** Opening Information shown block **
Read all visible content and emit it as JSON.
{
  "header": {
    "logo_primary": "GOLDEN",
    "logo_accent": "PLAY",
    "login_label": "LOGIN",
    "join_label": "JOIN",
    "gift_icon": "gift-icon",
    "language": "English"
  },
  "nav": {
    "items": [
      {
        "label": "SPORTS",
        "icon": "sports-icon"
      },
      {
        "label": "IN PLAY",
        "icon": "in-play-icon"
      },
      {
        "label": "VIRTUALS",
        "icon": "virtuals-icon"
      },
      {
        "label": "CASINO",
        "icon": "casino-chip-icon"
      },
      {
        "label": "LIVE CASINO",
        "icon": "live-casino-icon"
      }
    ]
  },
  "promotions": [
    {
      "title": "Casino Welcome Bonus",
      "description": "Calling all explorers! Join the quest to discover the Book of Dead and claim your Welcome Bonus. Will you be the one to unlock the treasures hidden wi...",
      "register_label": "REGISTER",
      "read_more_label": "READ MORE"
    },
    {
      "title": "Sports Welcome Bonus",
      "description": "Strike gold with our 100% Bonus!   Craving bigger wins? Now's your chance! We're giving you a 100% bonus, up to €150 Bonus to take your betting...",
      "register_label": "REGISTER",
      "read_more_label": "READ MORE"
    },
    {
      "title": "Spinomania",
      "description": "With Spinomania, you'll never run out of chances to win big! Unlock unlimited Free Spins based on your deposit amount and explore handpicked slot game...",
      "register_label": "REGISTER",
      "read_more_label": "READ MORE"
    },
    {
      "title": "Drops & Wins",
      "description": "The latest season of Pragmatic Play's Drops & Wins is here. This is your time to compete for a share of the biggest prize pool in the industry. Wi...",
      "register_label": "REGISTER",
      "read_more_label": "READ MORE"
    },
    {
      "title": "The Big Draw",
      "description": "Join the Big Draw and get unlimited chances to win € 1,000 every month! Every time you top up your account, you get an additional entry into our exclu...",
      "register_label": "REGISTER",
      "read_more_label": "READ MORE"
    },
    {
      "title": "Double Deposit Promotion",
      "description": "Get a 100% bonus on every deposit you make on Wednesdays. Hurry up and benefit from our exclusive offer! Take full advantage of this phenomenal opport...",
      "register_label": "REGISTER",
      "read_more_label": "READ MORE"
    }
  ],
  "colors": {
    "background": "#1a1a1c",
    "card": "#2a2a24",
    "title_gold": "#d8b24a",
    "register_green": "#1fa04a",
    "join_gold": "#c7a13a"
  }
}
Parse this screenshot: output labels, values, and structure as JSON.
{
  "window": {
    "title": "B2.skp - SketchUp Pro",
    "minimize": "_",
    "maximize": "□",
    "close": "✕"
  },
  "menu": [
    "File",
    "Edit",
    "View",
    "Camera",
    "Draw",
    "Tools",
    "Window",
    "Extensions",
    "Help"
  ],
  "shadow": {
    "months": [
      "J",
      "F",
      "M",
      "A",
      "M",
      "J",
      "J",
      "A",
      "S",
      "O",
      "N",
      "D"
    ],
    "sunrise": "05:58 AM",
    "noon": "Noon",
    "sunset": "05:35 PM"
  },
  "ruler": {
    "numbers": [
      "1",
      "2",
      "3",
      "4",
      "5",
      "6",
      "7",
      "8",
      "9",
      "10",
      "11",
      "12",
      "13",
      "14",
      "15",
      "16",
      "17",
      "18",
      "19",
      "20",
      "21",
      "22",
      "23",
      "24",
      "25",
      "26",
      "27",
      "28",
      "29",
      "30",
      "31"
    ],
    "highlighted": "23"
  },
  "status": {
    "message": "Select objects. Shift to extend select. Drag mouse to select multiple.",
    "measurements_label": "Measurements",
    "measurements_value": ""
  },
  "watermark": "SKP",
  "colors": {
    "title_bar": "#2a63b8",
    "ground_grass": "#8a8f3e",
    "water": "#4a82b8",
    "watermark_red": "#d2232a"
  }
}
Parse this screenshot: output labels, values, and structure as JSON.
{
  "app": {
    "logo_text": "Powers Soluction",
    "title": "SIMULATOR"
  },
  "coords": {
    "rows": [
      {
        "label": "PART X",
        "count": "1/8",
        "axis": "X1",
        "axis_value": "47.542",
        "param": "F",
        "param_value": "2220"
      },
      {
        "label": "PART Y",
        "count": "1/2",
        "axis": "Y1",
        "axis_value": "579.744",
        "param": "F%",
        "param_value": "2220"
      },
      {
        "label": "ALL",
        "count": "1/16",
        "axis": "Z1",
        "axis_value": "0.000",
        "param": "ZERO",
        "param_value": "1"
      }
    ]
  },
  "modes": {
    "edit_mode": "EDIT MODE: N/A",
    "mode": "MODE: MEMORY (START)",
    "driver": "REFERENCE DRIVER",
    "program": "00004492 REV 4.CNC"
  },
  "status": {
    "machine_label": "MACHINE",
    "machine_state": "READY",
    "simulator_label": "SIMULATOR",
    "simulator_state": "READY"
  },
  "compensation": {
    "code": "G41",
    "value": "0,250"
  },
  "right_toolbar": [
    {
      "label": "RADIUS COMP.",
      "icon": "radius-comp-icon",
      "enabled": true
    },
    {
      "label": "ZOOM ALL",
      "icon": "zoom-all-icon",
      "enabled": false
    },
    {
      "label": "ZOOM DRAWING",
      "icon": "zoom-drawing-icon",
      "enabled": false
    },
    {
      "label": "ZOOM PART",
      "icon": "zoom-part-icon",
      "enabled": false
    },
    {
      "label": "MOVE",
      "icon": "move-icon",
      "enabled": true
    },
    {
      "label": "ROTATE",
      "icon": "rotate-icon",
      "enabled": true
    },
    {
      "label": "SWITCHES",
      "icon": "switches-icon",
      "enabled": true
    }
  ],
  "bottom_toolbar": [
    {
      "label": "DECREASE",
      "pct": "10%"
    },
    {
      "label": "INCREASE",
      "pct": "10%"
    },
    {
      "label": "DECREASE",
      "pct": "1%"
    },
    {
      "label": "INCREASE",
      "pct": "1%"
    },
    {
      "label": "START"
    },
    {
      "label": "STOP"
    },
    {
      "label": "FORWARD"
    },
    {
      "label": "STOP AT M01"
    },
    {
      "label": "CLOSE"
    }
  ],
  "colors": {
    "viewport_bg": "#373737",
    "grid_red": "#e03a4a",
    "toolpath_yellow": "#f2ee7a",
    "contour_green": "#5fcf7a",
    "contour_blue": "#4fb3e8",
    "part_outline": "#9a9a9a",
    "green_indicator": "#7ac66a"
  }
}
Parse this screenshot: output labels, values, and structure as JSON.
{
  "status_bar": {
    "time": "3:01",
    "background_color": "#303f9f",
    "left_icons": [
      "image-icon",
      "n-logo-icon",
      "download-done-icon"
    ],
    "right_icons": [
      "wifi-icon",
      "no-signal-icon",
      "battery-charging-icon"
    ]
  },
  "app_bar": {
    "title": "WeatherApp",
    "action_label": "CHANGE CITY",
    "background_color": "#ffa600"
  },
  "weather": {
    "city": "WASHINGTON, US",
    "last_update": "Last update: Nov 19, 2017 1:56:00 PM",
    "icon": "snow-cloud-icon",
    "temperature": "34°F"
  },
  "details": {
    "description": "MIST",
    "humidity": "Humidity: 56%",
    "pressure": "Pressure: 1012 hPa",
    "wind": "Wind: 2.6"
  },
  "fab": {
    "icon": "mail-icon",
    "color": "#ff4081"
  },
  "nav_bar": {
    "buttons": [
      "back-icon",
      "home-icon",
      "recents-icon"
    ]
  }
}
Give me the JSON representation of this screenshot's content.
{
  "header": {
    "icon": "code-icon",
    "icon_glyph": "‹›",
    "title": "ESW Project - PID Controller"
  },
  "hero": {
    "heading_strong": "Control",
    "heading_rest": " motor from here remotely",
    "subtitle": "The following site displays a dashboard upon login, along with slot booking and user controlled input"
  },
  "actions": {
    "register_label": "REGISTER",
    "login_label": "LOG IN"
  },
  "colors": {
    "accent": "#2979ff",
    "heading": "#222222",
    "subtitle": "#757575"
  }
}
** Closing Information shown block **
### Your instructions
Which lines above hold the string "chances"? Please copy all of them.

### Exercise output
      "description": "With Spinomania, you'll never run out of chances to win big! Unlock unlimited Free Spins based on your deposit amount and explore handpicked slot game...",
      "description": "Join the Big Draw and get unlimited chances to win € 1,000 every month! Every time you top up your account, you get an additional entry into our exclu...",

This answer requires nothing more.